----- Provided information

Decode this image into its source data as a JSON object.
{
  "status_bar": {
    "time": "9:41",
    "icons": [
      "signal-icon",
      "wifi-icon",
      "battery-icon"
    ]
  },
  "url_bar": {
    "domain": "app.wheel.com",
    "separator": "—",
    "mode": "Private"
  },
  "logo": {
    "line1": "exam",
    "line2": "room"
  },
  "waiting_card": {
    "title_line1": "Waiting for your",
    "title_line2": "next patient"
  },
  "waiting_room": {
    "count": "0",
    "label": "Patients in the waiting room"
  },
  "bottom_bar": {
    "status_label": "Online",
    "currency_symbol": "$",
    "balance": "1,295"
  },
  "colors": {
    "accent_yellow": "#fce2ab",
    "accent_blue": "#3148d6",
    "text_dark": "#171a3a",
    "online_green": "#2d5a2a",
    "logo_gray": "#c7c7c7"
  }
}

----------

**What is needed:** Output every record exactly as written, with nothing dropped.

**The answer:**
Decode this image into its source data as a JSON object.
{
  "status_bar": {
    "time": "9:41",
    "icons": [
      "signal-icon",
      "wifi-icon",
      "battery-icon"
    ]
  },
  "url_bar": {
    "domain": "app.wheel.com",
    "separator": "—",
    "mode": "Private"
  },
  "logo": {
    "line1": "exam",
    "line2": "room"
  },
  "waiting_card": {
    "title_line1": "Waiting for your",
    "title_line2": "next patient"
  },
  "waiting_room": {
    "count": "0",
    "label": "Patients in the waiting room"
  },
  "bottom_bar": {
    "status_label": "Online",
    "currency_symbol": "$",
    "balance": "1,295"
  },
  "colors": {
    "accent_yellow": "#fce2ab",
    "accent_blue": "#3148d6",
    "text_dark": "#171a3a",
    "online_green": "#2d5a2a",
    "logo_gray": "#c7c7c7"
  }
}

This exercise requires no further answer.